Joi Childs, SlashFilm:

It is a pleasant surprise to see how the CGI does not cut corners, effectively giving us an enthralling world for most of the film. And because these are virtual world avatars we’re taking about, they do not have to be realistic, but sharp: it needs to look like a video game. The avatar movements, action and dialogue carries the film and is a standout in all the best ways.

Owen Gleiberman, Variety:

Years ago, the words “Spielberg” and “fantasy” went together like “ice” and “cream,” or maybe “Citizen” and “Kane,” and one of the reasons for that is that Spielberg grounded fantasy (even the spectacular extraterrestrial visitation of Close Encounters) in the nitty-gritty of the real world. That’s what made his fantasies magical.

Yet ever since he became more of a serious, real-world dramatic filmmaker, Spielberg seems to have dichotomized reality and fantasy in his thinking. Ready Player One isn’t an obnoxiously flashy and hollow indulgence, like Speed Racer or last year’s live-action Ghost in the Shell. It’s an accomplished and intermittently hypnotic movie. Yet you may feel like you’re occupied more than you are invested.

Be Prepared for Some Departures From Cline’s Novel. (Beware, Mild Spoilers Ahead.)

John DeFore, the Hollywood Reporter:

A rollicking adventure through worlds both bleak and fantastic, Steven Spielberg’s Ready Player One makes big changes to the specifics and structure of Ernest Cline’s best-selling novel but keeps the spirit and level-up thrills intact. With Cline as a screenwriter alongside Zak Penn, it’s not surprising that while some of the book’s dorkier elements are excised—sorry, Rush fans!—their replacements display similar pop-culture obsessiveness while lending themselves more to the cinematic gifts of the man Cline surely dreamed would adapt the book.

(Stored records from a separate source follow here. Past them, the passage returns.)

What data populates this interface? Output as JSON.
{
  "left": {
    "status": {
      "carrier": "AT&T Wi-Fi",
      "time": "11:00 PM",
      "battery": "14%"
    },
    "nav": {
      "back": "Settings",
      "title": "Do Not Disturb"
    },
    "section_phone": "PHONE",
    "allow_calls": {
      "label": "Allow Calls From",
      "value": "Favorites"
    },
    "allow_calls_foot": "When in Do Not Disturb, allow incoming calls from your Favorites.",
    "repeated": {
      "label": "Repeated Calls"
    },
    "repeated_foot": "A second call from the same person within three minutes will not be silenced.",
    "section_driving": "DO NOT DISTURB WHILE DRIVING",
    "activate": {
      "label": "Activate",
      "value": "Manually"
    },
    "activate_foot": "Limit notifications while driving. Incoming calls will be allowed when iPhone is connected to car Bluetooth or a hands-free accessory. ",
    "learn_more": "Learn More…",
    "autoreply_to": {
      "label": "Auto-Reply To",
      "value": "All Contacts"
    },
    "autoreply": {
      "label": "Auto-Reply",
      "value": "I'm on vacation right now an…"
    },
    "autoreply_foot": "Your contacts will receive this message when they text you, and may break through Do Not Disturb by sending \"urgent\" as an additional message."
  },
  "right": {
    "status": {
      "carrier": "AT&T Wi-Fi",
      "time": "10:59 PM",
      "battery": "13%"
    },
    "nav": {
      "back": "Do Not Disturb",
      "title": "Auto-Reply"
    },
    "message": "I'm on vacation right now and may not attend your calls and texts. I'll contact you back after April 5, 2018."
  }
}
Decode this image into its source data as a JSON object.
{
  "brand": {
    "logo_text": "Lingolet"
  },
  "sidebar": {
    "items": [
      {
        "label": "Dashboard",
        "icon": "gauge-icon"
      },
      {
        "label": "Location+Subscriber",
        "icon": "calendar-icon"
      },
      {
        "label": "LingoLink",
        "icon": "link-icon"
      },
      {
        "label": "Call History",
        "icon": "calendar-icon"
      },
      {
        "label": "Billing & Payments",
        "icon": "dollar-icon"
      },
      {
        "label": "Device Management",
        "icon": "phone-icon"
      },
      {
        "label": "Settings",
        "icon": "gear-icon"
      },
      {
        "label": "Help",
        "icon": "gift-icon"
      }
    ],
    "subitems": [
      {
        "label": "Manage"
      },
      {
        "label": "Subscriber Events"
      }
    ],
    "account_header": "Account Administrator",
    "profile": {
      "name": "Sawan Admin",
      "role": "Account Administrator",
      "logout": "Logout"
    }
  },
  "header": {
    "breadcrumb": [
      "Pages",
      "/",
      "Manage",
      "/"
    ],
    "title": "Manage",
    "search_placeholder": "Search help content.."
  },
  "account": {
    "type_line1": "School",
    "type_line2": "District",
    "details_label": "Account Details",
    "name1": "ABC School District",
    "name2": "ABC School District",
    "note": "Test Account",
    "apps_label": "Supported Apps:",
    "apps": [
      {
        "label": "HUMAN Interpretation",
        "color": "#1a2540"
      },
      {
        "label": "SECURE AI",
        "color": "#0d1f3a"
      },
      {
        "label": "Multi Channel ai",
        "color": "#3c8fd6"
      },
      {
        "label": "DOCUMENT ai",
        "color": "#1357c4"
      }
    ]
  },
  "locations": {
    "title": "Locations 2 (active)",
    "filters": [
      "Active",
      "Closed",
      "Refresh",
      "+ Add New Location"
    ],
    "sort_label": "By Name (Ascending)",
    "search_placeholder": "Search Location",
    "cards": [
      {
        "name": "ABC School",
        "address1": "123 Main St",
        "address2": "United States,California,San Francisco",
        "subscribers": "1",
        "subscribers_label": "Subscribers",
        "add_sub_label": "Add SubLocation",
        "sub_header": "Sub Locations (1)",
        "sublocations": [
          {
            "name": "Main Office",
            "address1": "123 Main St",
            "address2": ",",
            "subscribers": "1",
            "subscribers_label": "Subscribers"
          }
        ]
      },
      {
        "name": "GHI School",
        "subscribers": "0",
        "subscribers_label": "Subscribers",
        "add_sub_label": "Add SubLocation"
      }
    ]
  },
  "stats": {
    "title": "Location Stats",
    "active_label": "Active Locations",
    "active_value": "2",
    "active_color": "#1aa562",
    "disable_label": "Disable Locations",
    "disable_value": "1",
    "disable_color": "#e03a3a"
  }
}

Gamers are far from the only ones who will respond to this virtual-world-set picture, which strikes an ideal balance between live action and CGI.

Eric Kohn, IndieWire:

In Cline’s book, a lethal twist leads the character into a bleak, solitary chapter of his life that Spielberg’s too earnest to touch; instead, the movie becomes a triumphant tale of gamers taking charge on the battlefield. Ready Player One wants to make people who love its references celebrate them all over again.

All in All, It’s a Crowd Pleaser—Though It Might Depend on the Crowd